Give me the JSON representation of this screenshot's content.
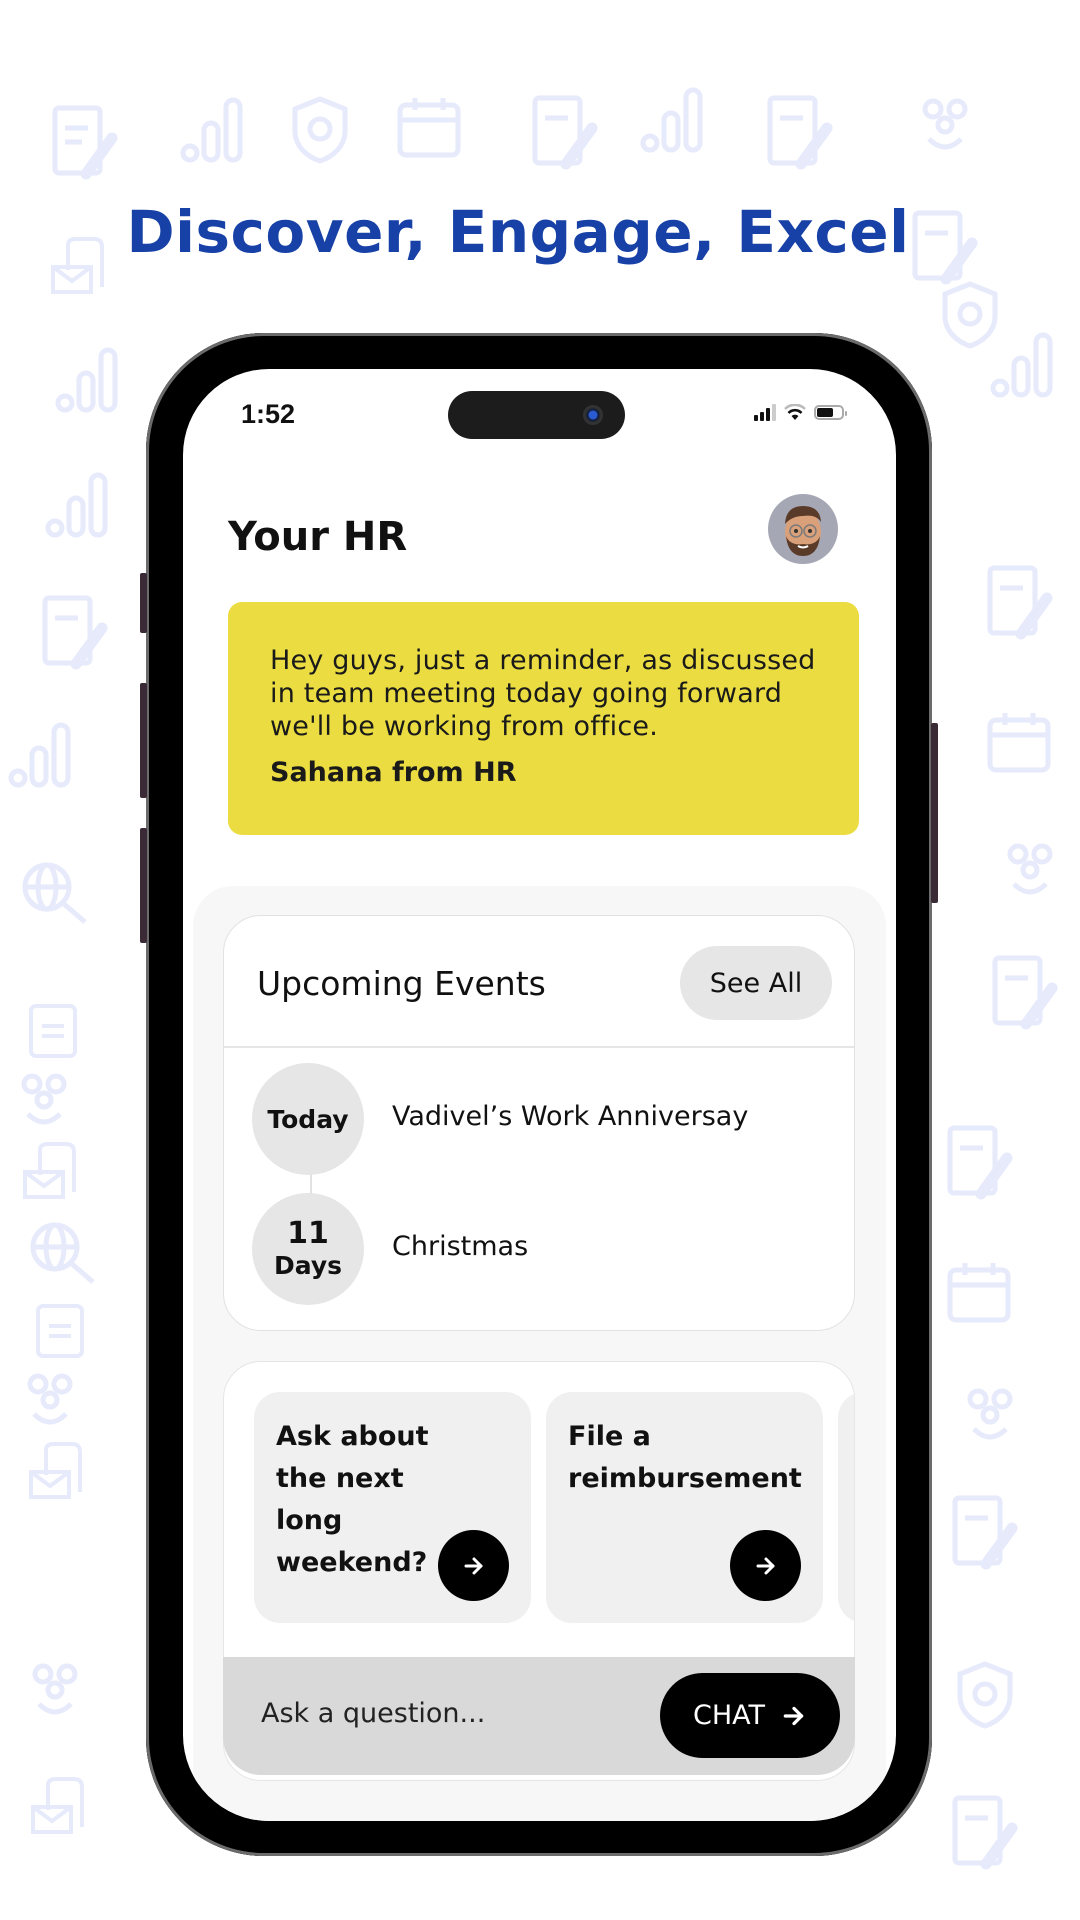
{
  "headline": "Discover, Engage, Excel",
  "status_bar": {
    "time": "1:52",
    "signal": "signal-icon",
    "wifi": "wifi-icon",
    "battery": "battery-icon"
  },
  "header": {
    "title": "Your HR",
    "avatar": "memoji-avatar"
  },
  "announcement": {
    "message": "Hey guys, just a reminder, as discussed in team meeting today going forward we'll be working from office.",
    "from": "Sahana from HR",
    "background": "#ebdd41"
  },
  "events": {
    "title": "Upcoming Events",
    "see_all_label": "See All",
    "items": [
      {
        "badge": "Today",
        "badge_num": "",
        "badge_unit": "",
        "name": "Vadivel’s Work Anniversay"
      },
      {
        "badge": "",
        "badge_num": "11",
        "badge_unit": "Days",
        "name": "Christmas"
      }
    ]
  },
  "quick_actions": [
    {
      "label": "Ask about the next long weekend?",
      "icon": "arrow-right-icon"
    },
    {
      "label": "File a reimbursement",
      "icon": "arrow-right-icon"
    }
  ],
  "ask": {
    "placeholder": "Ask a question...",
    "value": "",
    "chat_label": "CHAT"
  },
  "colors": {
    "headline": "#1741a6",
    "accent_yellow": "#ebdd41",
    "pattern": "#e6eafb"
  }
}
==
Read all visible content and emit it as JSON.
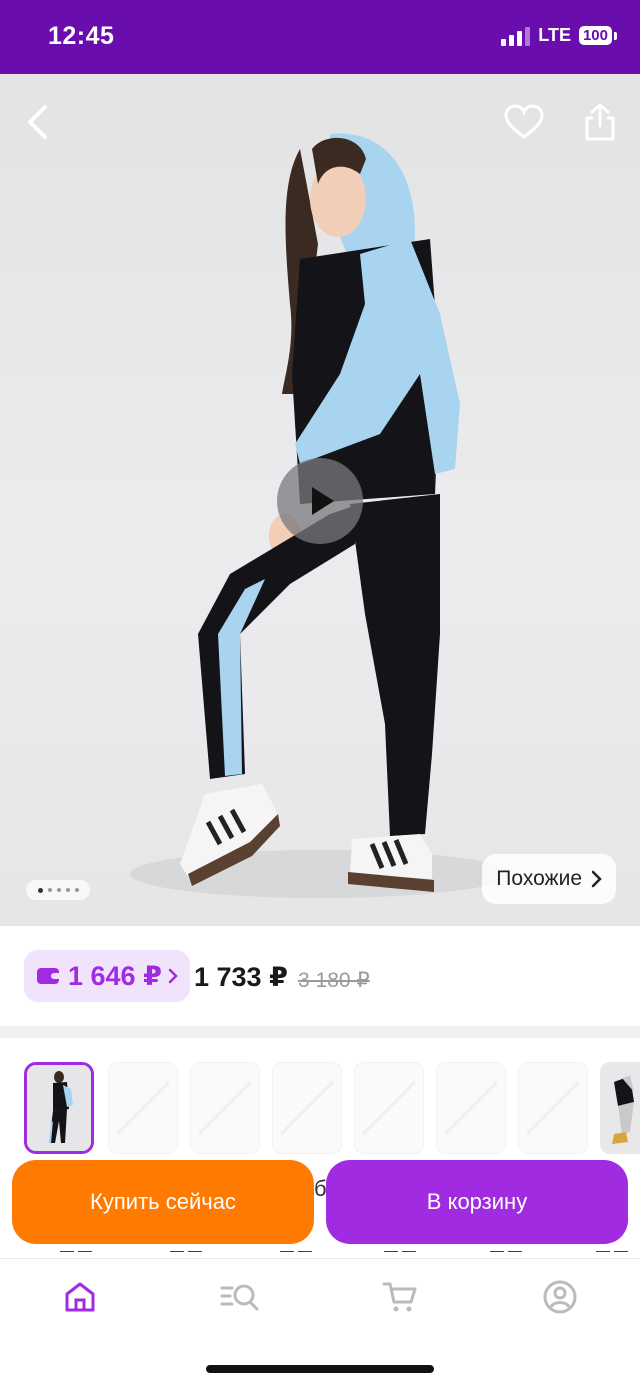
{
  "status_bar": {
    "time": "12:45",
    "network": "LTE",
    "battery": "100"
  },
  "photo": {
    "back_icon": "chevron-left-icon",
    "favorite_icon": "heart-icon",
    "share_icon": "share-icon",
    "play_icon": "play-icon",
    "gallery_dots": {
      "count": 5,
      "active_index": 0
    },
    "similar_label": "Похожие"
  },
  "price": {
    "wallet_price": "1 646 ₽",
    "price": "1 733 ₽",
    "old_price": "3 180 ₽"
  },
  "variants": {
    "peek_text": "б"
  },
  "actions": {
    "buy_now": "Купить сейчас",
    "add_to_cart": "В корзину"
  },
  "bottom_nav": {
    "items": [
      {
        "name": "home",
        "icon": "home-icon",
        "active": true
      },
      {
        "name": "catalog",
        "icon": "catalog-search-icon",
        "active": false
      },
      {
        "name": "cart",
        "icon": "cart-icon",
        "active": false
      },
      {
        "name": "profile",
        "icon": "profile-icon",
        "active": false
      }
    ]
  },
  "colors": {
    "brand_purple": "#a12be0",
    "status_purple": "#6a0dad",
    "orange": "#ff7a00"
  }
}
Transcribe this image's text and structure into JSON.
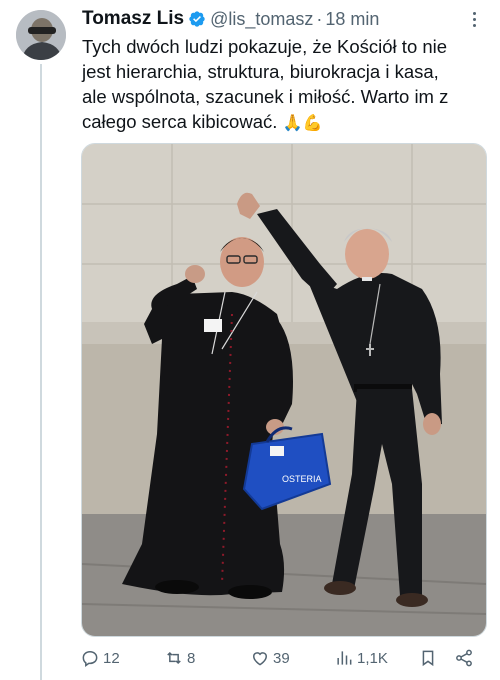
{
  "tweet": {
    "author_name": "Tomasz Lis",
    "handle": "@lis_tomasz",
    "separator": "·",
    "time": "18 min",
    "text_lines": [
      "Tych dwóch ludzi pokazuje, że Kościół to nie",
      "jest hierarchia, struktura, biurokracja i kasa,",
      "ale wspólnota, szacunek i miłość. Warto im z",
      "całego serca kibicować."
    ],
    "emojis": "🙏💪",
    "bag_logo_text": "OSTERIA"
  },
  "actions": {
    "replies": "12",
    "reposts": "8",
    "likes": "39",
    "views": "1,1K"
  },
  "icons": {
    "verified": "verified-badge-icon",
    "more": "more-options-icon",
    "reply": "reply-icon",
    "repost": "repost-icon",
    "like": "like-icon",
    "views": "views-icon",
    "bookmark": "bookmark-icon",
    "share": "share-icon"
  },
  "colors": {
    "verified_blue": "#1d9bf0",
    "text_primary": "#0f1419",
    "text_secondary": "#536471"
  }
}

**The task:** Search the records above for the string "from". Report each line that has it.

**Expected answer:**
    "message": "Hey guys, just a reminder, as discussed in team meeting today going forward we'll be working from office.",
    "from": "Sahana from HR",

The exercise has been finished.